-- Study material follows --

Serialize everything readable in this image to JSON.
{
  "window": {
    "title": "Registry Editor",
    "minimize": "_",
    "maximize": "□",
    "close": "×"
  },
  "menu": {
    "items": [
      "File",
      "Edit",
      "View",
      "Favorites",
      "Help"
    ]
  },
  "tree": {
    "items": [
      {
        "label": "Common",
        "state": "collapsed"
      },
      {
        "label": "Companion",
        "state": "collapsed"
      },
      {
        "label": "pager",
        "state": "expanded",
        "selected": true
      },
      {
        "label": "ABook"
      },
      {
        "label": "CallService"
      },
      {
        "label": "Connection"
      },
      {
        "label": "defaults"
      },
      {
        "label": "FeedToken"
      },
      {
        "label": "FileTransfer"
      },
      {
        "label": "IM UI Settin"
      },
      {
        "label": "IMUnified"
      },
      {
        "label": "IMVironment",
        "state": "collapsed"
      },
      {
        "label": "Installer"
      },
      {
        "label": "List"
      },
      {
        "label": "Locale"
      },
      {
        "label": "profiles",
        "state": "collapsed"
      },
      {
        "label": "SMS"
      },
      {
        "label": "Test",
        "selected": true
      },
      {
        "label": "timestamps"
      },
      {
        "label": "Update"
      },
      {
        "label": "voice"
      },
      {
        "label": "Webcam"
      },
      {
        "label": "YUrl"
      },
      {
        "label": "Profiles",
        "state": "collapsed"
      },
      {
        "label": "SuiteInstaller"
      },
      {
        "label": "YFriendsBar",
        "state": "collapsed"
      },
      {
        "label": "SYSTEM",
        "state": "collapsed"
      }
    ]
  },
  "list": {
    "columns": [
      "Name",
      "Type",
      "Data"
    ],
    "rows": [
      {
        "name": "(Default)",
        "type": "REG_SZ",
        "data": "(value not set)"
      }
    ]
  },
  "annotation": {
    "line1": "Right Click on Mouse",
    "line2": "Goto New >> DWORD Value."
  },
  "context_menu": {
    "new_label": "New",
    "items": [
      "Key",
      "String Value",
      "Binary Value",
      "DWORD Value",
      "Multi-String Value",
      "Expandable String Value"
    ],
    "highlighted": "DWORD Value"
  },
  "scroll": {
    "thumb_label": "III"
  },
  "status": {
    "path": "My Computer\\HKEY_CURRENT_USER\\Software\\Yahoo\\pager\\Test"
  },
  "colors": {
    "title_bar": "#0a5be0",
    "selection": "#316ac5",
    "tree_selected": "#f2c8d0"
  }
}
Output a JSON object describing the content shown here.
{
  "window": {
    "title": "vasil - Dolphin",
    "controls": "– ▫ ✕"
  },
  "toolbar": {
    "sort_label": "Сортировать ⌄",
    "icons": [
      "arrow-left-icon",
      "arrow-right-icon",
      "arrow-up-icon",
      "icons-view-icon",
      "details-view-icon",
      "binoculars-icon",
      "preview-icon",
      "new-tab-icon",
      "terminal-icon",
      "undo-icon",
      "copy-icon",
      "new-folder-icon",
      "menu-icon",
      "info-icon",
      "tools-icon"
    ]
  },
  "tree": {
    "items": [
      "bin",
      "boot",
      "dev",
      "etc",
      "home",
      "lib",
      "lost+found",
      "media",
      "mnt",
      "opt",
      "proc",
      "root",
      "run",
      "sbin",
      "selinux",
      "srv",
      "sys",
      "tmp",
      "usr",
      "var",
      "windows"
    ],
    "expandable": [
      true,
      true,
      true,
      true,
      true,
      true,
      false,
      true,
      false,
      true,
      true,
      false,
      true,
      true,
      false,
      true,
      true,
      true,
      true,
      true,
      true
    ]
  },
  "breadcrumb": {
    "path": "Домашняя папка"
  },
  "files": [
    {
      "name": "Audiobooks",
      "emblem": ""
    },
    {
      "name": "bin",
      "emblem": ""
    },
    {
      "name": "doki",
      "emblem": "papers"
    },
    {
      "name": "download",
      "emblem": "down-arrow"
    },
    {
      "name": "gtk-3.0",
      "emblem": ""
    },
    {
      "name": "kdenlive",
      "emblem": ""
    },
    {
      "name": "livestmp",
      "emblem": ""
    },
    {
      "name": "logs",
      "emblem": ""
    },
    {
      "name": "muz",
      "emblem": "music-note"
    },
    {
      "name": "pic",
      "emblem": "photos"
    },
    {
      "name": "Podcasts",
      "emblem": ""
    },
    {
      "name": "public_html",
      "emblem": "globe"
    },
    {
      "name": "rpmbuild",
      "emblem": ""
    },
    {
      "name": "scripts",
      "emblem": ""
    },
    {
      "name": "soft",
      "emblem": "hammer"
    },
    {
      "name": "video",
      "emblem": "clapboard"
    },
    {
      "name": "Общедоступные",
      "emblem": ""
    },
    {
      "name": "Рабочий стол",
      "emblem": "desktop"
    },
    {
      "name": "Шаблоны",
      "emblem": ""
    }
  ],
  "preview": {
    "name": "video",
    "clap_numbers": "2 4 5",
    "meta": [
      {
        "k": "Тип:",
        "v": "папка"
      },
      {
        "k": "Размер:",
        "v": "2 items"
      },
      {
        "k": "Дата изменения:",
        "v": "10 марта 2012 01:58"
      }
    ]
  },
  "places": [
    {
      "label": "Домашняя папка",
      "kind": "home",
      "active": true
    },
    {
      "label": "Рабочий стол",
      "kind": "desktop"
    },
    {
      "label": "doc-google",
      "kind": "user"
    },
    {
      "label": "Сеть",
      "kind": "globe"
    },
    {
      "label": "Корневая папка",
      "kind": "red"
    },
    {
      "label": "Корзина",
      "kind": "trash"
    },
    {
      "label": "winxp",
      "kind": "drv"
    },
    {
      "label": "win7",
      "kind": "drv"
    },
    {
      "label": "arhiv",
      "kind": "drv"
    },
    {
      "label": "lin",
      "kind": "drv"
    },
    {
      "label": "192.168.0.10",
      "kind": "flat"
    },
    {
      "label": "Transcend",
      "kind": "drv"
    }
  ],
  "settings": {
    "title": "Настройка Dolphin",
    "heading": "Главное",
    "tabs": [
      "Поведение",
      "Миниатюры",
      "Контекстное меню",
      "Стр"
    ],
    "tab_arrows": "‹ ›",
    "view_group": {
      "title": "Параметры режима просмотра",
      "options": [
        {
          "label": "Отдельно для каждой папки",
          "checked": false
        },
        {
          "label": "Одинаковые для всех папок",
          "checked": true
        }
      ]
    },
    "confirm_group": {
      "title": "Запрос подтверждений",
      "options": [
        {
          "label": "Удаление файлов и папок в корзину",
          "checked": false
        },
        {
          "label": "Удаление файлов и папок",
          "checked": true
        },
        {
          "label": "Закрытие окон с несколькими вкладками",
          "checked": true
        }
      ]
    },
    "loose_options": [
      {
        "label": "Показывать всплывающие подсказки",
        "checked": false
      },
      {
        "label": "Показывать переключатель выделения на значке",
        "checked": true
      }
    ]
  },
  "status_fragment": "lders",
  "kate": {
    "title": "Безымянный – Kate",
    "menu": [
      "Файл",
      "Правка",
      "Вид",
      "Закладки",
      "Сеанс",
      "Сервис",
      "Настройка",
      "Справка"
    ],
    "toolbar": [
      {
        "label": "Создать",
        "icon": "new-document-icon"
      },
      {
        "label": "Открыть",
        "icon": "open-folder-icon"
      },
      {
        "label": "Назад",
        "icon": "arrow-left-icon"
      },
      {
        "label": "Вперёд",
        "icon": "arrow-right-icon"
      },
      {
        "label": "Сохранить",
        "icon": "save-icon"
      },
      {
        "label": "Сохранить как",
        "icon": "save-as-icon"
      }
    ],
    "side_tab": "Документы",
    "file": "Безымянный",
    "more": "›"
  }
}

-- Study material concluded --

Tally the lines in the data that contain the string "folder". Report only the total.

* [Answer space]: 2